◆ DATA EXTRACT
§ §
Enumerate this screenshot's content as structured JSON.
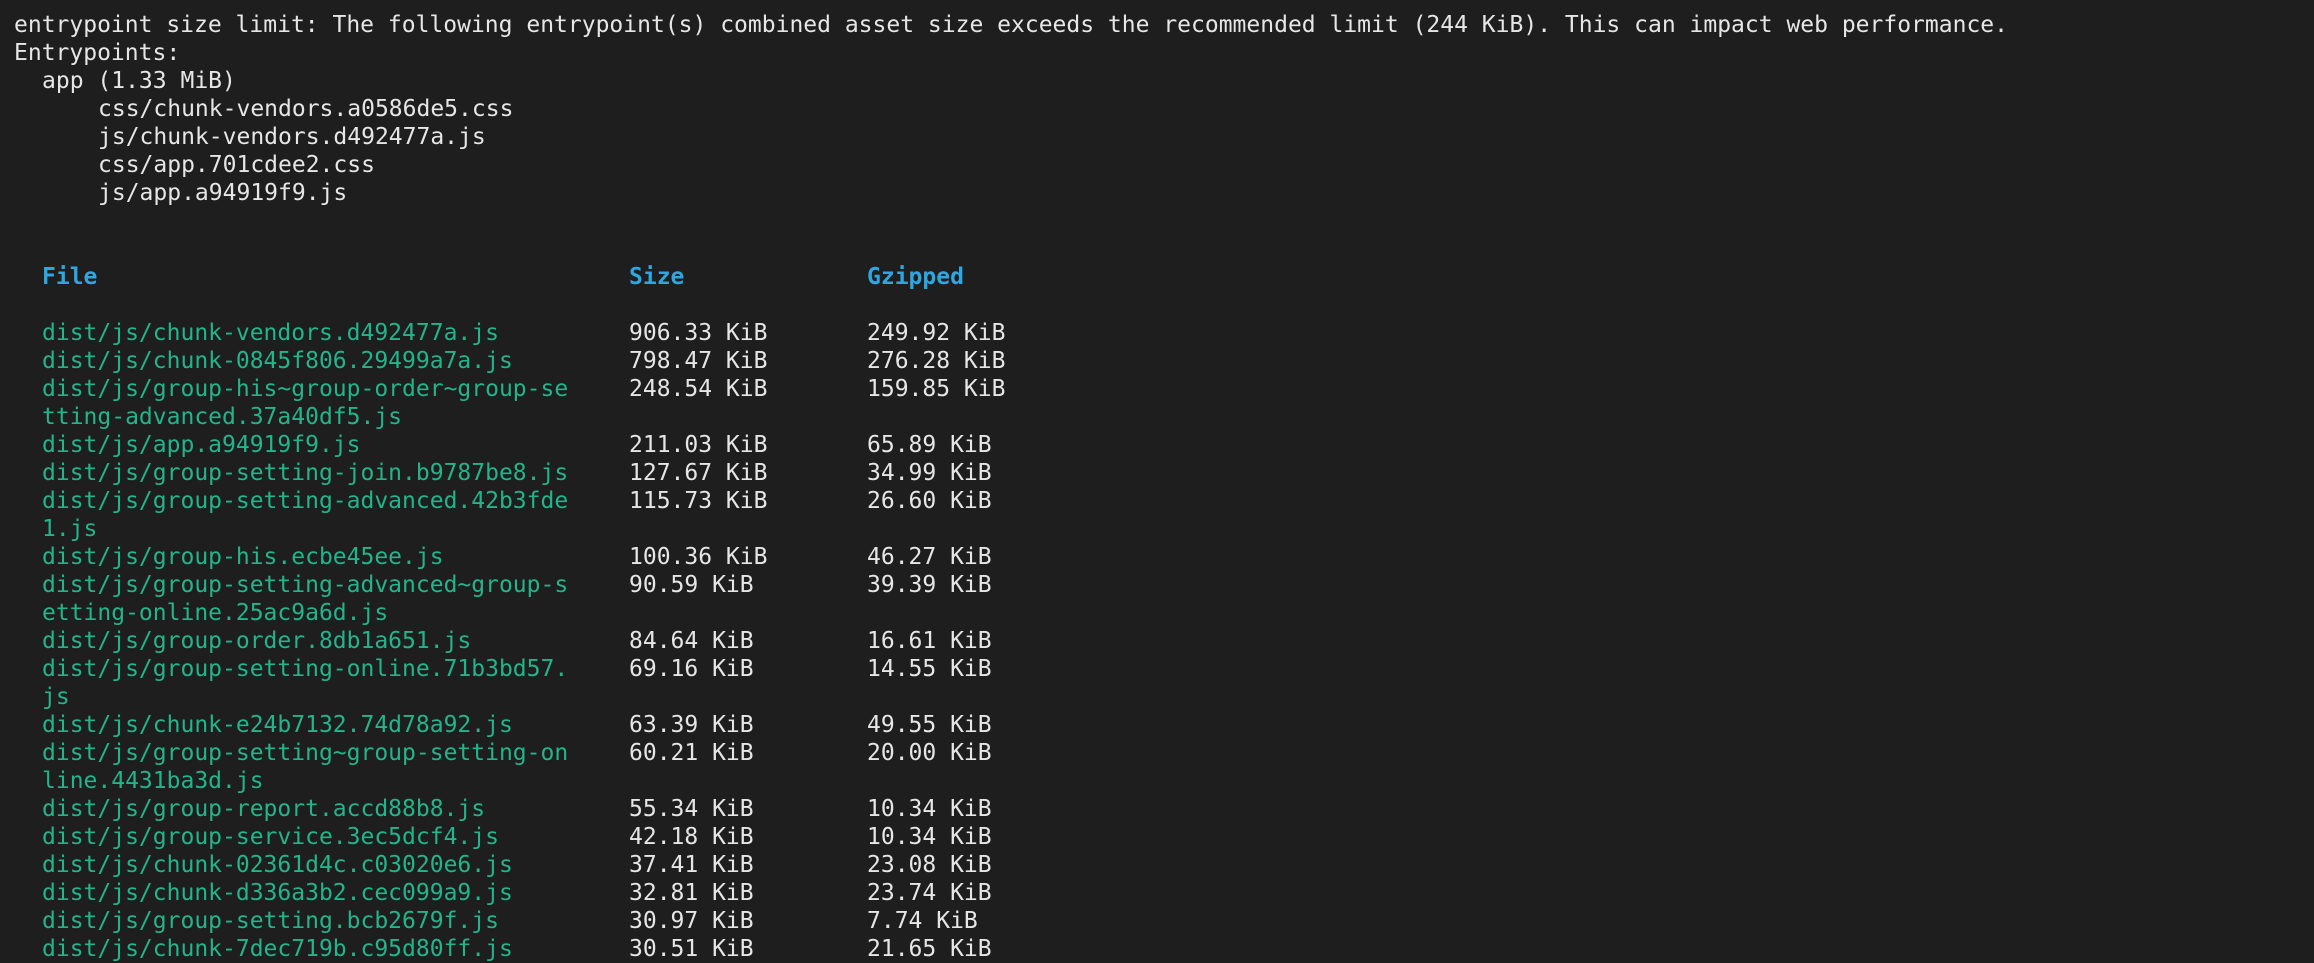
{
  "warning": "entrypoint size limit: The following entrypoint(s) combined asset size exceeds the recommended limit (244 KiB). This can impact web performance.",
  "entrypoints_label": "Entrypoints:",
  "app_entry": "app (1.33 MiB)",
  "entry_assets": [
    "css/chunk-vendors.a0586de5.css",
    "js/chunk-vendors.d492477a.js",
    "css/app.701cdee2.css",
    "js/app.a94919f9.js"
  ],
  "table": {
    "headers": {
      "file": "File",
      "size": "Size",
      "gzipped": "Gzipped"
    },
    "rows": [
      {
        "file": [
          "dist/js/chunk-vendors.d492477a.js"
        ],
        "size": "906.33 KiB",
        "gzipped": "249.92 KiB"
      },
      {
        "file": [
          "dist/js/chunk-0845f806.29499a7a.js"
        ],
        "size": "798.47 KiB",
        "gzipped": "276.28 KiB"
      },
      {
        "file": [
          "dist/js/group-his~group-order~group-se",
          "tting-advanced.37a40df5.js"
        ],
        "size": "248.54 KiB",
        "gzipped": "159.85 KiB"
      },
      {
        "file": [
          "dist/js/app.a94919f9.js"
        ],
        "size": "211.03 KiB",
        "gzipped": "65.89 KiB"
      },
      {
        "file": [
          "dist/js/group-setting-join.b9787be8.js"
        ],
        "size": "127.67 KiB",
        "gzipped": "34.99 KiB"
      },
      {
        "file": [
          "dist/js/group-setting-advanced.42b3fde",
          "1.js"
        ],
        "size": "115.73 KiB",
        "gzipped": "26.60 KiB"
      },
      {
        "file": [
          "dist/js/group-his.ecbe45ee.js"
        ],
        "size": "100.36 KiB",
        "gzipped": "46.27 KiB"
      },
      {
        "file": [
          "dist/js/group-setting-advanced~group-s",
          "etting-online.25ac9a6d.js"
        ],
        "size": "90.59 KiB",
        "gzipped": "39.39 KiB"
      },
      {
        "file": [
          "dist/js/group-order.8db1a651.js"
        ],
        "size": "84.64 KiB",
        "gzipped": "16.61 KiB"
      },
      {
        "file": [
          "dist/js/group-setting-online.71b3bd57.",
          "js"
        ],
        "size": "69.16 KiB",
        "gzipped": "14.55 KiB"
      },
      {
        "file": [
          "dist/js/chunk-e24b7132.74d78a92.js"
        ],
        "size": "63.39 KiB",
        "gzipped": "49.55 KiB"
      },
      {
        "file": [
          "dist/js/group-setting~group-setting-on",
          "line.4431ba3d.js"
        ],
        "size": "60.21 KiB",
        "gzipped": "20.00 KiB"
      },
      {
        "file": [
          "dist/js/group-report.accd88b8.js"
        ],
        "size": "55.34 KiB",
        "gzipped": "10.34 KiB"
      },
      {
        "file": [
          "dist/js/group-service.3ec5dcf4.js"
        ],
        "size": "42.18 KiB",
        "gzipped": "10.34 KiB"
      },
      {
        "file": [
          "dist/js/chunk-02361d4c.c03020e6.js"
        ],
        "size": "37.41 KiB",
        "gzipped": "23.08 KiB"
      },
      {
        "file": [
          "dist/js/chunk-d336a3b2.cec099a9.js"
        ],
        "size": "32.81 KiB",
        "gzipped": "23.74 KiB"
      },
      {
        "file": [
          "dist/js/group-setting.bcb2679f.js"
        ],
        "size": "30.97 KiB",
        "gzipped": "7.74 KiB"
      },
      {
        "file": [
          "dist/js/chunk-7dec719b.c95d80ff.js"
        ],
        "size": "30.51 KiB",
        "gzipped": "21.65 KiB"
      }
    ]
  },
  "colors": {
    "background": "#1e1e1e",
    "text": "#e6e6e6",
    "file": "#23b58a",
    "header": "#2ea7e0"
  }
}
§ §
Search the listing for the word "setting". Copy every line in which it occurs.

          "dist/js/group-setting-join.b9787be8.js"
          "dist/js/group-setting-advanced.42b3fde",
          "dist/js/group-setting-advanced~group-s",
          "dist/js/group-setting-online.71b3bd57.",
          "dist/js/group-setting~group-setting-on",
          "dist/js/group-setting.bcb2679f.js"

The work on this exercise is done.